project possible. The next Worn Wear pop-up store is scheduled for fall 2018 in
Burton's sustainability program focuses on returns. In the
In the past, many parts were replaced. Now the snowboard brand wants to repair more
repair. Christine Egger, Senior Softgoods Manager Europe: "We are working with
professional partners, such as cobblers, and can thus carry out more
carry out more repairs. We want to reach a quota of 40% by 2020."
The background: a number of companies are destroying or disposing of
shortages and are sharply criticized by environmental organizations for doing so.
The Northface offers goods from returns and with production defects in its own
US online store - at reduced prices and with a one-year warranty on wear and tear.
Wear and tear. James Rogers, head of the sustainability department at Northface, sees in the

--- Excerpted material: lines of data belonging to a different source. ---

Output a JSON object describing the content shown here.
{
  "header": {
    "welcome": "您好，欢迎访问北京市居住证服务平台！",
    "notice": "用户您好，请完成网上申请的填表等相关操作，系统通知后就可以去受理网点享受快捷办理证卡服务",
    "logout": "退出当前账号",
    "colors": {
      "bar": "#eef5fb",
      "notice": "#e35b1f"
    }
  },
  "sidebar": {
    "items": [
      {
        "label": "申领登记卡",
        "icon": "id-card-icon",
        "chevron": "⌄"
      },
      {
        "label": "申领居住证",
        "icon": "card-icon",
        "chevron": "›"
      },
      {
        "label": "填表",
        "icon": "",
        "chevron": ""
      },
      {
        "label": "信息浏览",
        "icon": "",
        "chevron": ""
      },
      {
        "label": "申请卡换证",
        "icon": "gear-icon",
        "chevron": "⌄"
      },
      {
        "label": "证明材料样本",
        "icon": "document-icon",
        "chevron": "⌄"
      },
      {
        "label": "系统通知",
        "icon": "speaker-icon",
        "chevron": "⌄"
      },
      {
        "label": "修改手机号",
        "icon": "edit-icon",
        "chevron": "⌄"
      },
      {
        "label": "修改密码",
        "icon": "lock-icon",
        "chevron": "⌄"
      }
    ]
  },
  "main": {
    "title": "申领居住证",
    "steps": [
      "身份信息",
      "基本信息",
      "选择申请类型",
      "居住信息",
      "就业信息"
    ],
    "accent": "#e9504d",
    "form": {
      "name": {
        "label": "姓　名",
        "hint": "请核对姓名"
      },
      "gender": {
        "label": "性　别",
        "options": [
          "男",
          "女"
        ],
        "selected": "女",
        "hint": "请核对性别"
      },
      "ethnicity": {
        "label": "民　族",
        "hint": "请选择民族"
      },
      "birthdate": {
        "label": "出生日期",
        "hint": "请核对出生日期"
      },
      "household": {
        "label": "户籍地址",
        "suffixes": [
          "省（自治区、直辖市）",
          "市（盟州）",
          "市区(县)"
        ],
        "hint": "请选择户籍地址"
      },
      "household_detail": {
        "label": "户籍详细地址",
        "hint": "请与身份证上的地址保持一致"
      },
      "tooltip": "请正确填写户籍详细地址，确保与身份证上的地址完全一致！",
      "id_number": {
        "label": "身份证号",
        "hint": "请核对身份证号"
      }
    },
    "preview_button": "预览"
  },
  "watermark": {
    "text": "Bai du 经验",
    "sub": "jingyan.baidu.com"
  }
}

resale as an important measure "to reduce the ecological footprint and to
footprint and to open up new markets.
When used clothing no longer meets the requirements for resale, the only
for resale, the only option is environmentally friendly disposal, upcycling and recycling.
recycling. Houdini is one of the companies that places recycling boxes
Houdini is one of the companies that places recycling boxes in its retail outlets and collects its customers' discarded polyester clothing in them. Customers can use the containers with a clear conscience. Houdini
guarantees professional recycling.
According to Greenpeace, profitable recycling is not possible in many cases, because clothing
mostly consists of different basic materials and is not sorted by type. Most recently
recycling was limited to the outer fabric. Accordingly, there was a lot of attention when Jack Wolfskin presented its Texapore Ecosphere
jackets. Both the outer fabric as well as the membrane and lining are made of
completely recycled material. In the winter of 18/19, shells, fleece and
hybrid models will also appear in fully recycled materials.